She mentions that, after deciding to study in the Netherlands, one of the main reasons why she chose Wittenborg was the fact that the school has six entry points per year, which makes it very practical for prospective students. “I went through an entire list of Dutch educational institutions from A to Z, and Wittenborg’s six-block system immediately appealed to me. Four months after applying, I was already in the Netherlands; it was a fast and straightforward process. On top of that, I really like how the school gives students the chance to have practical experience in companies, and the environment here is just great. There are a lot of international people from diverse backgrounds at Wittenborg, and we all learn from each other.”

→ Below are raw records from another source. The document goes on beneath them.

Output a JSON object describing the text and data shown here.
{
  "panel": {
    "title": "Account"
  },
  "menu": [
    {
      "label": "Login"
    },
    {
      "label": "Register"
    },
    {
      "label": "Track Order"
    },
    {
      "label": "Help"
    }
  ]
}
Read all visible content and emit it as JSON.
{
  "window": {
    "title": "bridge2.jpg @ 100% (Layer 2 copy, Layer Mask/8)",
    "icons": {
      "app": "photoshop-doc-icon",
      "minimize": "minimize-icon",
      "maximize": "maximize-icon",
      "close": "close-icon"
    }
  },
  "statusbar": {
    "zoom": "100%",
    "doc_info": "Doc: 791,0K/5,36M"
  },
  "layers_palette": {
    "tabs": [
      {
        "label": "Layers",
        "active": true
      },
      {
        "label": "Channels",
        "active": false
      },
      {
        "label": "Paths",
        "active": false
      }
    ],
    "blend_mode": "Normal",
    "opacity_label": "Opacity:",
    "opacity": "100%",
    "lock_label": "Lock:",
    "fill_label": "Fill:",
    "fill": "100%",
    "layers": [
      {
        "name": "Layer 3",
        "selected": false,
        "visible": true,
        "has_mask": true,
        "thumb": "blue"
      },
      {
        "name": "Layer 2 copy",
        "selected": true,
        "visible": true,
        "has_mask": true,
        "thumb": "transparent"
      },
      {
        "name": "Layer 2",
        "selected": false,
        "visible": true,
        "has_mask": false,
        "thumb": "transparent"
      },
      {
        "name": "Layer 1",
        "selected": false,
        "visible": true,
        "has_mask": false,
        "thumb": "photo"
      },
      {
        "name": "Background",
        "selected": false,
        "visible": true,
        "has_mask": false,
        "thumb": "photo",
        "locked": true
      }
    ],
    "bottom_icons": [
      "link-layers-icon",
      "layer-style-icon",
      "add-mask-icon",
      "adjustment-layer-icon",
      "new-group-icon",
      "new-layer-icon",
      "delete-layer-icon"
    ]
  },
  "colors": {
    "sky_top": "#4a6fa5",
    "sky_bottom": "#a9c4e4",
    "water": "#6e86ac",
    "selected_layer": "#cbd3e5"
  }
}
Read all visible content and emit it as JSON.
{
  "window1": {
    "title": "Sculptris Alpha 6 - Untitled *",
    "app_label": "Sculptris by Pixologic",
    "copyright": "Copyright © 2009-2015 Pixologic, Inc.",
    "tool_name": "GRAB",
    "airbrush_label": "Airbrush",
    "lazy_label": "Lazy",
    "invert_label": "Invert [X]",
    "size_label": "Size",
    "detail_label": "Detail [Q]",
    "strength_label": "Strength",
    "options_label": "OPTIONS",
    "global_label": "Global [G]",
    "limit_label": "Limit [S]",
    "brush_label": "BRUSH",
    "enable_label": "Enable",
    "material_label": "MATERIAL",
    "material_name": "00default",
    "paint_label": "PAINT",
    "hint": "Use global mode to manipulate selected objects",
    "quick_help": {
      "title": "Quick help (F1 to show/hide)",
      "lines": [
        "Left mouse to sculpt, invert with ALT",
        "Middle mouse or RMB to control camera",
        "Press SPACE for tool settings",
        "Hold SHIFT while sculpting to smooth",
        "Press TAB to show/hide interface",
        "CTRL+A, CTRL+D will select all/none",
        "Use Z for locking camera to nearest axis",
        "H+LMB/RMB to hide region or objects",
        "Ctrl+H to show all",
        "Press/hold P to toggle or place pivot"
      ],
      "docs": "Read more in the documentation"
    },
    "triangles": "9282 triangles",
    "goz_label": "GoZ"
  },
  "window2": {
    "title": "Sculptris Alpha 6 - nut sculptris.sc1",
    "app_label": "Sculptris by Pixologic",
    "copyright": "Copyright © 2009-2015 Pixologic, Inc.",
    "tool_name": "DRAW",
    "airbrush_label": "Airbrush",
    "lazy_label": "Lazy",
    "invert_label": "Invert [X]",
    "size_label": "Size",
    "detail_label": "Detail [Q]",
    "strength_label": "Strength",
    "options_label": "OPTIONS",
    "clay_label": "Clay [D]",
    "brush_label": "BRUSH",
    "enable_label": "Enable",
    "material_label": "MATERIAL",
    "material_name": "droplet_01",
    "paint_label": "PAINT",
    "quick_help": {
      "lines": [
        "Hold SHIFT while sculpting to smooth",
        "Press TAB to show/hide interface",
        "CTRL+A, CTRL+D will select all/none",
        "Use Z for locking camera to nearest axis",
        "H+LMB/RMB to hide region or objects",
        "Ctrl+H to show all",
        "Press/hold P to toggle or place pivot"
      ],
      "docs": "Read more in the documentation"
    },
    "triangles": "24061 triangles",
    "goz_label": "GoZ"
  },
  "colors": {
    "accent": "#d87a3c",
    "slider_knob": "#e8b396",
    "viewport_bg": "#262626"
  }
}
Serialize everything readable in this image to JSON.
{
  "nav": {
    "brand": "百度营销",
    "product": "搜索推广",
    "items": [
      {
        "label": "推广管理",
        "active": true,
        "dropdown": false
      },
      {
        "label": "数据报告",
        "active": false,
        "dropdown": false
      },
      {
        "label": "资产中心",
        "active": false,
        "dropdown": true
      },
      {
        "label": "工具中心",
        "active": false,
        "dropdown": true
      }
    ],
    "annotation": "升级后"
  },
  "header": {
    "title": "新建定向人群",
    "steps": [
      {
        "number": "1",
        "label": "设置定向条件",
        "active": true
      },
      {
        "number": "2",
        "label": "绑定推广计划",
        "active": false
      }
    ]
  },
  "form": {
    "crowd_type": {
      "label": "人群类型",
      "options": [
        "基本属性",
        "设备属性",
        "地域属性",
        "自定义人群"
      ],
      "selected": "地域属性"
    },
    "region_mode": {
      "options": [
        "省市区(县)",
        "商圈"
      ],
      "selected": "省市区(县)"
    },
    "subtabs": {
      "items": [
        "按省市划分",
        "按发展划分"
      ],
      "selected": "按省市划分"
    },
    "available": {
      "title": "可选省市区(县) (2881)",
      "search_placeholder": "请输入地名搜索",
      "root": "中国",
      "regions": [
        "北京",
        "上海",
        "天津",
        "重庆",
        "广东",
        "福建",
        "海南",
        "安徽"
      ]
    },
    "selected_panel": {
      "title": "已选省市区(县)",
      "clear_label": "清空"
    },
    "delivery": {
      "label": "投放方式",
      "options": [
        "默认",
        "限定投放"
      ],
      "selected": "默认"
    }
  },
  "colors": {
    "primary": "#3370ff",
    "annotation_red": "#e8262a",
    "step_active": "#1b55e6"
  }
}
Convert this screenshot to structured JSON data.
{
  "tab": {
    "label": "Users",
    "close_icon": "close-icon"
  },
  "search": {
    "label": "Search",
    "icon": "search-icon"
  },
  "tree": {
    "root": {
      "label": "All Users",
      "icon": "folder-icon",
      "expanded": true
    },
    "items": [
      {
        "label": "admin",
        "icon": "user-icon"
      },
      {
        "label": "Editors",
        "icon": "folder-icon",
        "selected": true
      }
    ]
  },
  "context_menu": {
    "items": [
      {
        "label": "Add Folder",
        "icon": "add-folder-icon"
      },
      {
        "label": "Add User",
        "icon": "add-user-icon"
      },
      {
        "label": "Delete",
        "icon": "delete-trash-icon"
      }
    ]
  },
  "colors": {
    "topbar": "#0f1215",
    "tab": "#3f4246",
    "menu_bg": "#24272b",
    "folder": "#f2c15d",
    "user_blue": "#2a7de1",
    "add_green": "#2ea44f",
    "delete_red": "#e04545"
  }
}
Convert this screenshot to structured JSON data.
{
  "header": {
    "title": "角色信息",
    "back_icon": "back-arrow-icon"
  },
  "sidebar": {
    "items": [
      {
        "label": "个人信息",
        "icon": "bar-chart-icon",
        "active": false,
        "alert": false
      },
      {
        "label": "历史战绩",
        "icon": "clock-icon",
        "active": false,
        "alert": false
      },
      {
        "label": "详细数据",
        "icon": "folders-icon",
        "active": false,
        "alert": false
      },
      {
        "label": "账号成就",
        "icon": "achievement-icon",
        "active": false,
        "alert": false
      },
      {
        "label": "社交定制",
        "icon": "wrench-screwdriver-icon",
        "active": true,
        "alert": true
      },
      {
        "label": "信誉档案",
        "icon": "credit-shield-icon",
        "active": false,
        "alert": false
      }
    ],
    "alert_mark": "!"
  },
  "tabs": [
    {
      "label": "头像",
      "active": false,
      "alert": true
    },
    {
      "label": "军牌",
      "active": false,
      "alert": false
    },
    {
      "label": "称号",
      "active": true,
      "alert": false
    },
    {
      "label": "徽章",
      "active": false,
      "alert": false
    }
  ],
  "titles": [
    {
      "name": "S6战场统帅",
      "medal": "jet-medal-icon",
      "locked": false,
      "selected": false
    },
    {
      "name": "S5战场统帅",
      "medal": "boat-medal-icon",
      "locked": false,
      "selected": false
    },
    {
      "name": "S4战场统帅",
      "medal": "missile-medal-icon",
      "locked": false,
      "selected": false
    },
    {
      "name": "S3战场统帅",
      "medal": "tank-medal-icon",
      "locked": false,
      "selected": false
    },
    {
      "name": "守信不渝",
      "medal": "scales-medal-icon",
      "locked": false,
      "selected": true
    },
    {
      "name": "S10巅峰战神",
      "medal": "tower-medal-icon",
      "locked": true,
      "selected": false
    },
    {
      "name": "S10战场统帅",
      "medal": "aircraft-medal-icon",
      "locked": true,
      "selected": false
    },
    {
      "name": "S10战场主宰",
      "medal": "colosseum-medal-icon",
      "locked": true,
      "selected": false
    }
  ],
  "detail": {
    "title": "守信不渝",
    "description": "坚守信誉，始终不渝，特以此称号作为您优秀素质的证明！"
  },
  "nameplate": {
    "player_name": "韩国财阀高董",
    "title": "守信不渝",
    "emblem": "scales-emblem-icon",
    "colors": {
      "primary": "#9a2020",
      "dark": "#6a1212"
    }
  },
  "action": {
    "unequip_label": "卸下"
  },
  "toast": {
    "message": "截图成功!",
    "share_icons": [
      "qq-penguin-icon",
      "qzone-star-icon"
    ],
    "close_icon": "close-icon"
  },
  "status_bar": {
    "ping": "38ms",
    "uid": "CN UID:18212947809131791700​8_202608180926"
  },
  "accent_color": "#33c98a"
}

Apart from her studies, Ghiasi Asl has been busy with other activities, such as temporary jobs in the food and hospitality sectors, self-studying Dutch and learning web development on SheCodes, an international online platform that offers free courses for women. “I am about to get a certificate as a front-end developer, and next I am going to move to React, Response and other levels of development. After I graduate, I would like to have a job in graphic design or web development and, since these fields are connected, having both skills will help me get better jobs,” she highlights.
Regarding her life in the Netherlands, Ghiasi Asl says that she really likes the fact that she can cycle everywhere, and describes the Dutch as happy and welcoming people who often smile at strangers. “Here, I am calm, relaxed and everything is well-organised, easy and goes smoothly. People are very nice and friendly, and I feel I am home in the Netherlands.”
One of the most memorable experiences she has had in the country was running a half-marathon in Amsterdam last year. “When I arrived here, I saw that everyone was running and thought: ‘You know what? I can do that too’. So, I practiced for six months and ran the half-marathon in two hours and twenty minutes. I was really proud of myself, and this has been one of my best experiences in the Netherlands so far,” she recalls.
by Ulisses Sawczuk